AbstractBackground and aim
We have previously shown in a rat model of focal cerebral ischemia that sleep deprivation after stroke onset aggravates brain damage. Others reported that sleep deprivation prior to stroke is neuroprotective. The main aim of this study was to test the hypothesis that the neuroprotection may be related to an increase in sleep (sleep rebound) during the acute phase of stroke.Methods
Male Sprague Dawley rats (n = 36) were subjected to continuous polygraphic recordings for baseline, total sleep deprivation (TSD), and 24 h after ischemia. TSD for 6 h was performed by gentle handling and immediately followed by ischemia. Focal cerebral ischemia was induced by permanent occlusion of distal branches of the middle cerebral artery.
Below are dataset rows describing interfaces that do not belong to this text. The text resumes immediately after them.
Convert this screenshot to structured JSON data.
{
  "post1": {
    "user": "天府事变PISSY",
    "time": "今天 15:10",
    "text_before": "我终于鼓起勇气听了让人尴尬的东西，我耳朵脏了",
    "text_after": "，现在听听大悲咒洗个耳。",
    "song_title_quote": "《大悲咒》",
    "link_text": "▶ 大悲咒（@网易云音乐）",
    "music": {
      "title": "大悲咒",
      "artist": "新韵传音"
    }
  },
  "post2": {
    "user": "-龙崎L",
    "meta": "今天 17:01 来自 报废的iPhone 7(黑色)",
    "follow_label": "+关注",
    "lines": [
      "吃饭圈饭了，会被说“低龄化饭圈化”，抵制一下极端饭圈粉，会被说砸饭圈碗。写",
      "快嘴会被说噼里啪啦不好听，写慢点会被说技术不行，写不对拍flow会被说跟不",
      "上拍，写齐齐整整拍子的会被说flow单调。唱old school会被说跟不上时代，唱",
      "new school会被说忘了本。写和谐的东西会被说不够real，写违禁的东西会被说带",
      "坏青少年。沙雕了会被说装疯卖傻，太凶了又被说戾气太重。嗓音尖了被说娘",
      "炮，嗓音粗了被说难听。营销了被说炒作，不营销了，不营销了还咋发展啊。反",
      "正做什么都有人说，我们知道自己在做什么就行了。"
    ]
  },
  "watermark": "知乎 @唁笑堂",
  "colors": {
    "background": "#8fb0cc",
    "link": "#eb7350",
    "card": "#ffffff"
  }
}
Control experiments included ischemia without SD (nSD) and sham surgery with TSD (n = 6/group).Results
Shortly after stroke, the amount of slow wave sleep (SWS) and paradoxical sleep (PS) increased significantly (p < 0.05) in the TSD/ischemia, resulting in an increase in the total sleep time by 30% compared to baseline, or by 20% compared with the nSD/ischemia group. The infarct volume decreased significantly by 50% in the TSD/ischemia compared to nSD group (p < 0.02). Removal of sleep rebound by allowing TSD-rats sleep for 24 h before ischemia eliminated the reduction in the infarct size.Conclusion prestroke
Sleep deprivation results in sleep rebound and reduces brain damage. Sleep rebound may be causally related to the neuroprotection.